The New Testament Greek word for ‘church’ is ekklēsia, meaning ‘congregation’ or ‘assembly’. Meeting together is the single most important activity of a local church. But why do we meet? David Peterson tells us: “Paul’s emphasis is on coming together to participate in the edification of the church”. How does this work out in practice? Acts 2.42 seems to provide a basic pattern for our meetings – teaching, fellowship, breaking of bread, and prayer. The New Testament pattern seems to require sufficient space to allow contribution from a variety of people, and flexibility to allow the Holy Spirit to direct the meeting, whilst maintaining order.

Each meeting might include at least some of the following: Teaching can take a number of forms; more than one person might teach at a meeting, and it may include discussion and debate. Public reading of the Scriptures was vital in the days when most people didn’t have easy access to the written Scriptures; it’s still vital today. Prayer included praise, thanksgiving and adoration, as well as intercession. In New Testament times, there was probably considerable variety in the way that praise and adoration was expressed. As well as song, people may have offered spoken prayers of praise and worship; this may sometimes have been in a tongue, followed by an interpretation. There may also be prophecy, messages of wisdom or messages of knowledge, words of encouragement, tongues and interpretation of tongues.

The Lord’s Supper is central to local church life. In New Testament times it seems to have been typically celebrated weekly as part of a full meal. Eating the Lord’s Supper is an act of fellowship with God and with our brothers and sisters who eat with us. The bread and wine symbolise Jesus’s body and blood given for us. We remember that it was His death that bought our fellowship with God and each other and made us part of God’s family.

Bible passages and questions

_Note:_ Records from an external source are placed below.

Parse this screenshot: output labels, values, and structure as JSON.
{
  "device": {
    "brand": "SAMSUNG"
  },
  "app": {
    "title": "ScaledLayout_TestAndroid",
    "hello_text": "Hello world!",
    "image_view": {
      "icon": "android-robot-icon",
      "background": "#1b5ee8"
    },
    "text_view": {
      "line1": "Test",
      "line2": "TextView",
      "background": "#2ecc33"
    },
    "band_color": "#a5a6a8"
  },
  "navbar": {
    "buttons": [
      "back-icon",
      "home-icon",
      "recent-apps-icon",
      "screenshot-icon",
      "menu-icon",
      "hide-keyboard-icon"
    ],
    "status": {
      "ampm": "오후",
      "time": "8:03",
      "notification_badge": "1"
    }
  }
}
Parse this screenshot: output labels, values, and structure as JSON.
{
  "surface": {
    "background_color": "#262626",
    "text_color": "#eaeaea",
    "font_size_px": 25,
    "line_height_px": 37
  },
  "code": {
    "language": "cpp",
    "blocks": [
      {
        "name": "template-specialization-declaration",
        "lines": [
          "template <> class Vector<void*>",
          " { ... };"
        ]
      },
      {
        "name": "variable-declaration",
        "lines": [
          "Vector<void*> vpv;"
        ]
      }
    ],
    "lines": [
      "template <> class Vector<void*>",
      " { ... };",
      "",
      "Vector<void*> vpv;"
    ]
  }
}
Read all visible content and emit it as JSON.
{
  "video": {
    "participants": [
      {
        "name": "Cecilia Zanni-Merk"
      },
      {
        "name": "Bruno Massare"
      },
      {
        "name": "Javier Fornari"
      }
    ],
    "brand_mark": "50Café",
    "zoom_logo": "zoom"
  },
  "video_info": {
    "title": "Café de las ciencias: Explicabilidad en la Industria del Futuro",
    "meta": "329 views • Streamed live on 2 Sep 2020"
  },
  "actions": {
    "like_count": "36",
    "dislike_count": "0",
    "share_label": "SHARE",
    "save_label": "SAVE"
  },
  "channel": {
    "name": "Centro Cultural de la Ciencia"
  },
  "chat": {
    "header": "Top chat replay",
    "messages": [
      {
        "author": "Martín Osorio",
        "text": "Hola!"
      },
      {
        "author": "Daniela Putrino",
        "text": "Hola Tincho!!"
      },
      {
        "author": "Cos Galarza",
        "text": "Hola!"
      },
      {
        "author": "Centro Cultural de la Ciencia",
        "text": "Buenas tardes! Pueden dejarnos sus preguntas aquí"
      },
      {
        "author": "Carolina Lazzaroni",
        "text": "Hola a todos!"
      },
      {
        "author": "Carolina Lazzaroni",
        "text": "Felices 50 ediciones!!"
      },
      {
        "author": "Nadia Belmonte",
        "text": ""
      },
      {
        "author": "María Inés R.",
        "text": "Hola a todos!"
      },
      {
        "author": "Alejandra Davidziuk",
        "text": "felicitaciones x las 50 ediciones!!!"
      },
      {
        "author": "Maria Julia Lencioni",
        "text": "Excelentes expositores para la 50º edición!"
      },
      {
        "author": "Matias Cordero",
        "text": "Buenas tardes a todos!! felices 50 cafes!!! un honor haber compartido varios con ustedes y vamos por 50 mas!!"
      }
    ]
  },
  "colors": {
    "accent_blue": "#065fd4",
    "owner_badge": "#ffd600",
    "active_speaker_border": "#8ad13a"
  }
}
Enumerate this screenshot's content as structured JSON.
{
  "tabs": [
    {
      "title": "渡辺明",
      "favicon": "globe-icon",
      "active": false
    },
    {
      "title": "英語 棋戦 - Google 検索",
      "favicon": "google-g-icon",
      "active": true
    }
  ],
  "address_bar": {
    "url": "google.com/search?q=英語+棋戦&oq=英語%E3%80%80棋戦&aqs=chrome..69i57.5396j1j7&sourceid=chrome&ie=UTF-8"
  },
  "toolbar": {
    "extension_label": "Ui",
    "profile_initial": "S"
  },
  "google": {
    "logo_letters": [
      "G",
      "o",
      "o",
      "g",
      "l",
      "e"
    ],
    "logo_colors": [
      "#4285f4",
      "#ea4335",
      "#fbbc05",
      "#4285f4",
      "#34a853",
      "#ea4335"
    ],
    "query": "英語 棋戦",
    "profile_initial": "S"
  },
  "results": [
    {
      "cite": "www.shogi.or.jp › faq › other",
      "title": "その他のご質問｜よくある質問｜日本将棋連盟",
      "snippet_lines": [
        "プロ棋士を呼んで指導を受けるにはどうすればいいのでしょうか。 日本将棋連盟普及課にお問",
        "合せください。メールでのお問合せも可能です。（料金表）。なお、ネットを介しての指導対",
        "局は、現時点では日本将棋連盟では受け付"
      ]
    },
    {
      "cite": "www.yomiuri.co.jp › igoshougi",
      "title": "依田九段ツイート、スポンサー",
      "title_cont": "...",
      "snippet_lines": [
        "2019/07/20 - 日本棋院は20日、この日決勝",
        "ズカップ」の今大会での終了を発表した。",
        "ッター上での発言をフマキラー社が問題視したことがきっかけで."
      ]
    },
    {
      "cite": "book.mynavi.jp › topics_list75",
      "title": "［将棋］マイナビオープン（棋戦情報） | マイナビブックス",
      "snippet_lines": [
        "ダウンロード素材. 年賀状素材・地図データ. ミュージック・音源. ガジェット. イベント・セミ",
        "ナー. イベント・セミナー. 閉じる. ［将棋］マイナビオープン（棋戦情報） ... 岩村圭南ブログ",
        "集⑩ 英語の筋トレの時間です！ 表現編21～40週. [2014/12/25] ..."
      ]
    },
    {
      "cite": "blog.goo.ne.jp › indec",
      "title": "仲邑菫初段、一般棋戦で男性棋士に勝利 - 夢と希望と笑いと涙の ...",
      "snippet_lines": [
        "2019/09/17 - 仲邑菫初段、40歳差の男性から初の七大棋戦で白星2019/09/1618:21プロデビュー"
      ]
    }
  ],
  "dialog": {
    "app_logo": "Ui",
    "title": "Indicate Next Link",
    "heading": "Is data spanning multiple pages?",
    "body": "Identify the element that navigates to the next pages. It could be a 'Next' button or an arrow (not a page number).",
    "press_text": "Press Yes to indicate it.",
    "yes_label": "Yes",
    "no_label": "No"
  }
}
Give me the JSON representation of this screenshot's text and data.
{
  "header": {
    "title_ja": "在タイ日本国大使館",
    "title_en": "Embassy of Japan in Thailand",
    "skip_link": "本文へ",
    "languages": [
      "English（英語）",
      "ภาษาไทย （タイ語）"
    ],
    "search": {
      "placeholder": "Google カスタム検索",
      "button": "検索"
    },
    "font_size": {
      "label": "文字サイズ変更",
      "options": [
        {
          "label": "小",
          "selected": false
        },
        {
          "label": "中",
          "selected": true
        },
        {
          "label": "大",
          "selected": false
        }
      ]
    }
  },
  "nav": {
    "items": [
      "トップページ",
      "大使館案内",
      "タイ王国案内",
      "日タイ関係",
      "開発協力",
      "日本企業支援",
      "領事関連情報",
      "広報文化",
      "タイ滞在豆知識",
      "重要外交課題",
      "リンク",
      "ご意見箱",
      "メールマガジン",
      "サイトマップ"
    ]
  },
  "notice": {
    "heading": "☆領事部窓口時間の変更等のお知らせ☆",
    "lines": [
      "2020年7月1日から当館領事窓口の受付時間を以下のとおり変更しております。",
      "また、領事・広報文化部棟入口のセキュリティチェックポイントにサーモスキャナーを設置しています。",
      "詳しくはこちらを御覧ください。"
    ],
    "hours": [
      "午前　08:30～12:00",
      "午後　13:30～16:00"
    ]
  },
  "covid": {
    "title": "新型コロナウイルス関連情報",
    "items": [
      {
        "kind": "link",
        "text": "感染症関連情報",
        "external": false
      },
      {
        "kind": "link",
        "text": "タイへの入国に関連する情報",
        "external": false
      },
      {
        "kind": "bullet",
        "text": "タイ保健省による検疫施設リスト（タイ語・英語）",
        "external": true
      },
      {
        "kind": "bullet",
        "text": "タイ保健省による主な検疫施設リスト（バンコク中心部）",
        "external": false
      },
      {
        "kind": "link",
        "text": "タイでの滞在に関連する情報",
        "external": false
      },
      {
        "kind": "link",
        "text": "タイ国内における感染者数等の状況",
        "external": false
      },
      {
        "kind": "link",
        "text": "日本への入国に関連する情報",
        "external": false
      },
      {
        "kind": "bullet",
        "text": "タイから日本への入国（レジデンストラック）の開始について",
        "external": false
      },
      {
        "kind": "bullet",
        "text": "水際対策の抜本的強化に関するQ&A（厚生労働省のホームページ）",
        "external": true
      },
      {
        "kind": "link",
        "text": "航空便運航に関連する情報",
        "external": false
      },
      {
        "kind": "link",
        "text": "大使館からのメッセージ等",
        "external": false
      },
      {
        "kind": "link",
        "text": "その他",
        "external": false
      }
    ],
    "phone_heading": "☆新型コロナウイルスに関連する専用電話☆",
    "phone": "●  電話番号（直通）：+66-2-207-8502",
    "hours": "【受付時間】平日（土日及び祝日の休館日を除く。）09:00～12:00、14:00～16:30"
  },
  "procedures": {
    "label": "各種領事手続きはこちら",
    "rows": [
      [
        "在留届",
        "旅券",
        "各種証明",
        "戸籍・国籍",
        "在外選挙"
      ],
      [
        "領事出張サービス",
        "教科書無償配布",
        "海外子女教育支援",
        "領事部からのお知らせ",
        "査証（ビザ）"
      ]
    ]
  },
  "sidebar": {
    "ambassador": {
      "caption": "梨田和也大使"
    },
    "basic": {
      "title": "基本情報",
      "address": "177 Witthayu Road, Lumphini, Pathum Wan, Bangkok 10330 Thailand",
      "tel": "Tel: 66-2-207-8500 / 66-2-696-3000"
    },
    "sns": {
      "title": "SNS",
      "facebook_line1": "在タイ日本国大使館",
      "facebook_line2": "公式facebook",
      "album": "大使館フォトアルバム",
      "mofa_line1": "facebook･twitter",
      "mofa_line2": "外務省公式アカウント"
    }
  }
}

? Read Romans 12.4-5, 1 Corinthians 12.12-27, Ephesians 2.19-22, 5.25-32, 1 Timothy 3.15 What do the three images of the Church – a human body, a temple, a household – have in common? And what is the significance of this?

? Read Exodus 40.34-35, 1 Kings 8.10-11, John 14.16-17,23, 1 Corinthians 3.16-17, 2 Corinthians 6.16-18, Ephesians 2.19-22 (again), 1 Peter 2.4-5 The Church is God’s temple. What implications does that have for our lives?

? Read Matthew 3.11, Luke 12.50, Acts 2.38, 22.16, 1 Corinthians 12.12-13 (again), Galatians 3.27, Romans 6.1-11, Colossians 2.11-14, Titus 3.4-7, 1 Peter 3.18-21 What is the meaning and significance of baptism?

? Read Luke 22.14-20, 1 Corinthians 11.17-34 Why is the Lord’s Supper a meal?

? Read Romans 12.6-8, 1 Corinthians 12.8-10, 28-30, Ephesians 4.11 Of the spiritual gifts, are there any that stand out as specially important? If so, why?

? Read Acts 2.42, 13.1-3, 20.7-11, 1 Corinthians 14.1-40, 1 Timothy 2.8-14, 4.13, Hebrews 10.24-25 What are the purposes of our meetings as a local church?

CREDITS Text copyright © 2017 Robert Gordon Betts All Scripture quotations are from The Holy Bible, English Standard Version, published by HarperCollins Publishers. © 2001 by Crossway Bibles, a division of Good News Publishers. Used by permission. All rights reserved.